Data section ::
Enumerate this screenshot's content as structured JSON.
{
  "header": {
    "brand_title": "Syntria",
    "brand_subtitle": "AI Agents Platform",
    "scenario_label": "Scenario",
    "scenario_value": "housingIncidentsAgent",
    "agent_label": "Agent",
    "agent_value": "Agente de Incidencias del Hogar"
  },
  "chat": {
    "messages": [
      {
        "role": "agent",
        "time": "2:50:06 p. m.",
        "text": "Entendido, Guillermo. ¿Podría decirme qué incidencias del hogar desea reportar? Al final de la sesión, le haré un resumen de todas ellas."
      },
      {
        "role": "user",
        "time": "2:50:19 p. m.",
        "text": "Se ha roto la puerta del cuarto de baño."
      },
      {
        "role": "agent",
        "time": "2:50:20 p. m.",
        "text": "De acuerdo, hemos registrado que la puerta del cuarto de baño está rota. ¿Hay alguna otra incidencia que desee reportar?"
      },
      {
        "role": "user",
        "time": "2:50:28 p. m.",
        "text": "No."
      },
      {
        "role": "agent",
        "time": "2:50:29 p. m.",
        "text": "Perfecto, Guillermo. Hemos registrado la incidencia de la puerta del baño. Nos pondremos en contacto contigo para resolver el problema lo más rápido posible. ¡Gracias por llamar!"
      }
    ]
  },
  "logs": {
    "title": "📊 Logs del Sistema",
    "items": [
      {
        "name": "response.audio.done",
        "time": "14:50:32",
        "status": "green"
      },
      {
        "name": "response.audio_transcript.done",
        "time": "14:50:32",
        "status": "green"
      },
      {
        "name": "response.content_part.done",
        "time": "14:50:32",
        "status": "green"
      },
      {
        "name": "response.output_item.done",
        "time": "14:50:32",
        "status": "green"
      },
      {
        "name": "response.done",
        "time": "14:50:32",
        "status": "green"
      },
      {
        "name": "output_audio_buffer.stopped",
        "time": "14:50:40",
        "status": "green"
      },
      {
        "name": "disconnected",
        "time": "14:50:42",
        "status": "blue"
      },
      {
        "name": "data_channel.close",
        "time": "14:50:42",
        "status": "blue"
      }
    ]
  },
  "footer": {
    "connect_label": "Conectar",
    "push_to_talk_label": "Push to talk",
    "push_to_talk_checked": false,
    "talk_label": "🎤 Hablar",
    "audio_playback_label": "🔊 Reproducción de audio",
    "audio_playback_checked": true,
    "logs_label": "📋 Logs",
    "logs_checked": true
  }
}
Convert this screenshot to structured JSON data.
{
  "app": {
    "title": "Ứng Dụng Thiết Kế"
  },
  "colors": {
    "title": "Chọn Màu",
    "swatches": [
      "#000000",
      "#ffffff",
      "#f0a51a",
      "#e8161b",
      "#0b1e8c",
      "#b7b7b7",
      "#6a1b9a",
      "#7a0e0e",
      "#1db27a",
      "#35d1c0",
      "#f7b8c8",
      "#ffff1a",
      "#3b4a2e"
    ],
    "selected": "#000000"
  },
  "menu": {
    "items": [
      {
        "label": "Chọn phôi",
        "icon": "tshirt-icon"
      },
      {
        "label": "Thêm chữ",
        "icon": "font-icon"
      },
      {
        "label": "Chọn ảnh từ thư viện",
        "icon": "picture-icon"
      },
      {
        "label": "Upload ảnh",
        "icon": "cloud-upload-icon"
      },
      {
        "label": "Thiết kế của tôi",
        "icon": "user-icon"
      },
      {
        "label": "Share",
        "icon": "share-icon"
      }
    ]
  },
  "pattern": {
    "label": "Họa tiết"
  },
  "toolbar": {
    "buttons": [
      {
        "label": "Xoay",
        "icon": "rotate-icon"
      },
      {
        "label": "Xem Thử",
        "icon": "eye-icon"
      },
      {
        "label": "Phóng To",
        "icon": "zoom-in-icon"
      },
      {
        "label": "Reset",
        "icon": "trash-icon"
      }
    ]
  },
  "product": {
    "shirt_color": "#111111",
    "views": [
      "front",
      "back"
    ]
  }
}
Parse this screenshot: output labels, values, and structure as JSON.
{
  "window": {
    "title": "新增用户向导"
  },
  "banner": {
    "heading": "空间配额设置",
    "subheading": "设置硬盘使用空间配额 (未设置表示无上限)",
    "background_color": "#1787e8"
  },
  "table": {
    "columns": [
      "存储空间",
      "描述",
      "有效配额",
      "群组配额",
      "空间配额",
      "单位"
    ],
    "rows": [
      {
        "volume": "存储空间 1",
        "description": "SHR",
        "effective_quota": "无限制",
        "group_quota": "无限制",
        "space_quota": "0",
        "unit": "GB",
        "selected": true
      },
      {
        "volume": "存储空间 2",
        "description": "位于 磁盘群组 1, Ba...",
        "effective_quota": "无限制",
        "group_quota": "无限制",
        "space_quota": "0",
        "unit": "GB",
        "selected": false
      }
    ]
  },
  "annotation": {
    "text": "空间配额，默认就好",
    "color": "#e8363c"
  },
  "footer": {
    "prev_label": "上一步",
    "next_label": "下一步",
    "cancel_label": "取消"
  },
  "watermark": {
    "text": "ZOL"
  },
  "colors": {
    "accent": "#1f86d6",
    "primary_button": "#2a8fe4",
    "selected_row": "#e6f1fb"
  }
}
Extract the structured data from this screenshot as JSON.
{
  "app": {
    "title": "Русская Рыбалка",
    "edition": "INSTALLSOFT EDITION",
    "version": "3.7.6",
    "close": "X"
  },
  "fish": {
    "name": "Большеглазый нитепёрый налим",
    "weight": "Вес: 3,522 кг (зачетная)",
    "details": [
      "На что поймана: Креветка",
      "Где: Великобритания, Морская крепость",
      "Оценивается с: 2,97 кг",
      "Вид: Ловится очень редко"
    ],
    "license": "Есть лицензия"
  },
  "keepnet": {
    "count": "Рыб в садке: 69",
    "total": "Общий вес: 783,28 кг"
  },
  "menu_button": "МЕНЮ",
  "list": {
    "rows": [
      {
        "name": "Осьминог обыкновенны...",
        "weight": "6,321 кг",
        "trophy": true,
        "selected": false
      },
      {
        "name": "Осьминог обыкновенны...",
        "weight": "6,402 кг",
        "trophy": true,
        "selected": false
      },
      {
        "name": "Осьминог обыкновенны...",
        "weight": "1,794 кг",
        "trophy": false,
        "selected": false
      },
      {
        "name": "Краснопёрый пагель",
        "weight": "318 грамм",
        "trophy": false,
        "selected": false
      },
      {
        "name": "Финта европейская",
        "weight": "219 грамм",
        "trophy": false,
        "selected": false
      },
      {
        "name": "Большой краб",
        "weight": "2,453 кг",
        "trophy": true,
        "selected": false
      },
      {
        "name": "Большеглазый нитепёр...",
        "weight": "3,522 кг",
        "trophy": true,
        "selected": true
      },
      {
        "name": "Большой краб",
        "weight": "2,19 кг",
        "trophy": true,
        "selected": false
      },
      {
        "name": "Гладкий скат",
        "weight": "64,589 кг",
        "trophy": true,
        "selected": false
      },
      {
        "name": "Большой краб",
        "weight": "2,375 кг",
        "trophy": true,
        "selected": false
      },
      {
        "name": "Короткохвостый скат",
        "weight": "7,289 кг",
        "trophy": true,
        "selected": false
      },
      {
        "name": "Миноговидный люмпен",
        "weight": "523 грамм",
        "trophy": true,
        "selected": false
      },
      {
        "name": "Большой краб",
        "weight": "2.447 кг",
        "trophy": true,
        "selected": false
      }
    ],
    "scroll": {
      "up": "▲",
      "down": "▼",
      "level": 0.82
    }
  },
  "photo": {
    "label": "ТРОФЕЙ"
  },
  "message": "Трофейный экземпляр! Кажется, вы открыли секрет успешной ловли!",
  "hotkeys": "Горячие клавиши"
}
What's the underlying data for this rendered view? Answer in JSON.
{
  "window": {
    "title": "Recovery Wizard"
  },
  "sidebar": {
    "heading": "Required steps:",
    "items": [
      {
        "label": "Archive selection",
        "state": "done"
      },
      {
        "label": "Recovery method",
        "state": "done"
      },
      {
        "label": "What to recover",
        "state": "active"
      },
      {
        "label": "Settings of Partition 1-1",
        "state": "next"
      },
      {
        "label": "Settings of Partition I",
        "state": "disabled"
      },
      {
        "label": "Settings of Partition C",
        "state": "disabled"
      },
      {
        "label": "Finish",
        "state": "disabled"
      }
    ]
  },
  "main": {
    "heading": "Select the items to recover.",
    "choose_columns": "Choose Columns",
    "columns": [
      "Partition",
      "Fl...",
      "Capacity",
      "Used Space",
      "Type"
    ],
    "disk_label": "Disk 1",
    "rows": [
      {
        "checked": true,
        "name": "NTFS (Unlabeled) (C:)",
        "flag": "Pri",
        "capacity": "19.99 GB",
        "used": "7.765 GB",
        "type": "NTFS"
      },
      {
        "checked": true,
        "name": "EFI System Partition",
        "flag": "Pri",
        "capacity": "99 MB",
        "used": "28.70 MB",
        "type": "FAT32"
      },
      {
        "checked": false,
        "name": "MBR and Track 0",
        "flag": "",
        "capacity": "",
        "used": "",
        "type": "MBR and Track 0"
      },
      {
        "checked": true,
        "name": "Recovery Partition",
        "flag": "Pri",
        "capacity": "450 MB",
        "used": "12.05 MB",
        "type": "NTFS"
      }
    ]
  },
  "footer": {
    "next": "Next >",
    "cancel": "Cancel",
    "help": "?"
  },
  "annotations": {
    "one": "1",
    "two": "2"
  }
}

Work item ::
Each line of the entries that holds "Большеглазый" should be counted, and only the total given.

Result of the task ::
2